Wednesday, October 01, 2008

Power Point




Is it just me or does the average power point presentation reduce the subject matter to either banalities or cliches?

And printing a hard copy and sending it via email only highlights the problem.

16 comments:

Clair Dickson said...

I think it's a problem of 'translation'. PowerPoints are supposed to supplament a speech-- so they should be brief, concise, and easy to recall (cliche!). But when emailed and used as a stand alone, they are only that. A stand alone Ppt, I think, should be more in depth. More like a picture 'book' than a traditional, speech suplementing Ppt. IMNHO. =)

Levi Stahl said...

Edward Tufte hates Powerpoint, too, to the extent that he wrote a book about it.

pattinase (abbott) said...

Say the same thing aloud with expression in your voice to a group taking notes (average classroom circa 1970) and it might sound profound. On those slides, it seems trite.

Bill Cameron said...

It wouldn't surprise me one bit to learn that the root cause of the current international financial meltdown is PowerPoint.

pattinase (abbott) said...

I think so too. Learning in soundbites or infobites can't be a good idea. Aren't we all more attracted to the crawling headlines at the bottom of the screen than the talking heads above.

Chris said...

I took a computer programming class recently (Java) where the instructor was knowledgeable and friendly. Unfortunately, he relied on PowerPoints for ALL of his lectures. He didn't literally read off the board all of the time, but a lot of it. I think abbott made a great point a few comments up about saying the same thing with expression--PowerPoint tends to obliterate that expression and reduces the material to so much dead weight. Whenever I see something in PowerPoint now, I have an unfortunate, almost Pavlovian response: I automatically assume it's going to be vapid.

pattinase (abbott) said...

And the instructor/presenter begins to make eye contact with the screen instead of the audience. They become seduced by their own (sometimes now stale) words.

Megan Powell said...

Ten years ago, the company I worked for was replacing its phone system, and one of the sales guys submitting a bid came in with a stack of PowerPoint printouts. I couldn't believe it.

I've seen some halfway decent PowerPoint presentations, and there are contexts where a visual component to a talk is a good idea. But the problem I most often see is that the person putting together the presentation is a) an expert in their particular niche but lacks the skills to put together a good presentation or b) is just generally an idiot. So PowerPoint can be blamed for making it easier for more of those people to advertise their lack of presentation-fu, and by extension perhaps making it more acceptable. But I think the problem was already there; PowerPoint just makes it more obvious.

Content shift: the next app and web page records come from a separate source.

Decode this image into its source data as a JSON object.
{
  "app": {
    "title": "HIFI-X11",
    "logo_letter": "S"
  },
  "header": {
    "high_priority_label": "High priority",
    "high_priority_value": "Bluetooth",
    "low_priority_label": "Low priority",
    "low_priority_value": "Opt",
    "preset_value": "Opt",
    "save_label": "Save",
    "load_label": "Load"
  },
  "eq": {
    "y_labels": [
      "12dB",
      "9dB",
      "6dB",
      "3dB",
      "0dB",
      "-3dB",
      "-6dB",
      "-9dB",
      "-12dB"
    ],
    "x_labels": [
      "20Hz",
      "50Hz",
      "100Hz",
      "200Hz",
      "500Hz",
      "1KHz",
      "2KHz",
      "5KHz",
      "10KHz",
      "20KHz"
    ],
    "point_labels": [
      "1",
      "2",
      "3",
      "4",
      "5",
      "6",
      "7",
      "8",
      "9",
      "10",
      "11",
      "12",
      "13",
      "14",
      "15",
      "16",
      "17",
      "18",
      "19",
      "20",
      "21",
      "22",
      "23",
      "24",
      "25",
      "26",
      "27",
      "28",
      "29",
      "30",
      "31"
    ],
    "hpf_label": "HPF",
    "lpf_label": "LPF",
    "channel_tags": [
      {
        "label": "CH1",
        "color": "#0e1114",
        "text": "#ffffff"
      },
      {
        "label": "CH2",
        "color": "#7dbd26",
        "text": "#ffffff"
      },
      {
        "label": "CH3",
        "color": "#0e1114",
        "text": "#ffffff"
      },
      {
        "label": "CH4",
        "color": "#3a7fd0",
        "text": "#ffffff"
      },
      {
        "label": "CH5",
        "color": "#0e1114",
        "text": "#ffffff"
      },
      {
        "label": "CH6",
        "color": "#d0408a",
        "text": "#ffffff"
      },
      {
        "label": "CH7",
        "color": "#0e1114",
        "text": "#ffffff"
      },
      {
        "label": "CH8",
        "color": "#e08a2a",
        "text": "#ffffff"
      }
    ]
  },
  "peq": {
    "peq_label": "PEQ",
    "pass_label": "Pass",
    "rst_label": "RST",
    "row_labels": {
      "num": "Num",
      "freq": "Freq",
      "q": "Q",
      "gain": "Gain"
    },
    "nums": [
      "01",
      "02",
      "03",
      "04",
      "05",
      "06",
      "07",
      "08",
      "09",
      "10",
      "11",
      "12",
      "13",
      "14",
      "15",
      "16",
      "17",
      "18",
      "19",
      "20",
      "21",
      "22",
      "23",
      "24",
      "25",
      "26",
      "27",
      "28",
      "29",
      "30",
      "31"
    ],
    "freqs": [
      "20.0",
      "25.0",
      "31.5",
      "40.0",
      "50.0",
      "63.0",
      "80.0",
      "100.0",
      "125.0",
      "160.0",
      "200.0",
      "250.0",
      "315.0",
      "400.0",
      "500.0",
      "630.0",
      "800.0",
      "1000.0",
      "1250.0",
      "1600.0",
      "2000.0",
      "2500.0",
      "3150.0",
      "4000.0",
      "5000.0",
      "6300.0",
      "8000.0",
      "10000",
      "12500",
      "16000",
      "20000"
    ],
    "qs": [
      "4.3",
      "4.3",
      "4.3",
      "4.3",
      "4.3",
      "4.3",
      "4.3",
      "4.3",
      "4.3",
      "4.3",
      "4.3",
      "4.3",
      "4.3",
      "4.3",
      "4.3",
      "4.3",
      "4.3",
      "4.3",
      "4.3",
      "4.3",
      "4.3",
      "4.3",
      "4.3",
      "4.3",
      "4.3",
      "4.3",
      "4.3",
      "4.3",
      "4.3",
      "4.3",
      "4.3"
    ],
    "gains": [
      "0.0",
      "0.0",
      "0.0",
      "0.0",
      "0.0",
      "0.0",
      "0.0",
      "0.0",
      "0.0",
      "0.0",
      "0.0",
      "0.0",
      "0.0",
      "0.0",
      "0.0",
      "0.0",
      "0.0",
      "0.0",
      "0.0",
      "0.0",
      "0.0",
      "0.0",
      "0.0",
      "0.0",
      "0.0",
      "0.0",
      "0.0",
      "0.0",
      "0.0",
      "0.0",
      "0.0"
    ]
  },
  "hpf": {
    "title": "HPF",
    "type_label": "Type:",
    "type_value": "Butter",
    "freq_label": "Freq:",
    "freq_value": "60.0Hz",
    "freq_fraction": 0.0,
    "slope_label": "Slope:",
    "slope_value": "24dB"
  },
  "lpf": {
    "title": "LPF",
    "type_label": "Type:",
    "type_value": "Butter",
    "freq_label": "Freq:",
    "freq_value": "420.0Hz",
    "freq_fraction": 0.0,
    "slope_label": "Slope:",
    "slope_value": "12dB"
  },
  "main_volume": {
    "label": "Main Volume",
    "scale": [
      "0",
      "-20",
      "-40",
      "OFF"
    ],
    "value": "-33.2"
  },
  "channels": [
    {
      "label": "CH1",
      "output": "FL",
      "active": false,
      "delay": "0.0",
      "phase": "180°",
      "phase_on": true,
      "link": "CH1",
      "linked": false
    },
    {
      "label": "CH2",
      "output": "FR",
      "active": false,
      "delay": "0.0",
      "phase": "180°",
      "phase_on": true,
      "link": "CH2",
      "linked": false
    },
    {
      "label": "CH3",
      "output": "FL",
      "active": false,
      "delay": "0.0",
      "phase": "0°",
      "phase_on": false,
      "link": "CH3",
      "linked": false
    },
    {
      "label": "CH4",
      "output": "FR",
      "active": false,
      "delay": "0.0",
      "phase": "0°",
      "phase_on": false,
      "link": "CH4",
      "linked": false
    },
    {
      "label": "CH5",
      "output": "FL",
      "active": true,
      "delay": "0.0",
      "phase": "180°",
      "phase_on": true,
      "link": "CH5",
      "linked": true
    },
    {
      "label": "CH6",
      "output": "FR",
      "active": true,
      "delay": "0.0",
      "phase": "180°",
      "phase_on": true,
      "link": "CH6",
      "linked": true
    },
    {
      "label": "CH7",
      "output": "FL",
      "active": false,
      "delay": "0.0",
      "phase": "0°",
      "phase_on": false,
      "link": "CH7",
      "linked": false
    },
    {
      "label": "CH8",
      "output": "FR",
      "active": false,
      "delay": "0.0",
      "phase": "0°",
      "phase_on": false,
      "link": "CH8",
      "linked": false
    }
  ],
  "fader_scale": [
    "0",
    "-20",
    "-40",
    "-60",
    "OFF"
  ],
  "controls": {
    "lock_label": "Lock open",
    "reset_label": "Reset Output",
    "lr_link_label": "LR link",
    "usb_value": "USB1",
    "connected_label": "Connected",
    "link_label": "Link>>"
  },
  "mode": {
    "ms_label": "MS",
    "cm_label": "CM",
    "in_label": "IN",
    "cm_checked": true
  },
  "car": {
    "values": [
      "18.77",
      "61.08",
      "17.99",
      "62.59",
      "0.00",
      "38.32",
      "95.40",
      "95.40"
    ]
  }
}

[Okay, now that I seem to've defended a Microsoft product, I must scrub my fingertips with lye.]

pattinase (abbott) said...

Megan-I was just thinking about you.
And, of course, you're right. Anything that puts a wall up for people already a bit remote, won't help.

Christine said...

Those ar ethe very reasons I adore doing trainings on PowerPoint! My clients won't listen at all unless there are color slides to stare at with their glazed expression.

pattinase (abbott) said...

Attorneys are scary enough to want to avoid eye contact, Chris. (Just kidding, I have an attorney of my own).

Lisa said...

Patti! I didn't know you'd joined our company! These look just like the slides we got a few months back when one of our execs got distracted in an airport bookstore and decided we all needed to take a Gallup "strength finder" test. Yep. I still have the same job, but now they know what my strengths are. (?)

pattinase (abbott) said...

They all look pretty much the same, don't they. Even the ones I see on subjects like Constitutional Law and the Media and Politics.

Cormac Brown said...

We had it all wrong with Abu Gharib.

Lots of coffee, alternate the air-conditioner with plenty of heat, and Powerpoint presentations read by someone with a ultra-high squeaky...or Richard Simmons? We would've won the War on Terror...and incurred the wrath of every humanitarian organization on the planet.

Cormac Brown said...

I forgot, no bathroom breaks of course.

pattinase (abbott) said...

It's a way to say you communicate when you don't. Even is a prison apparently.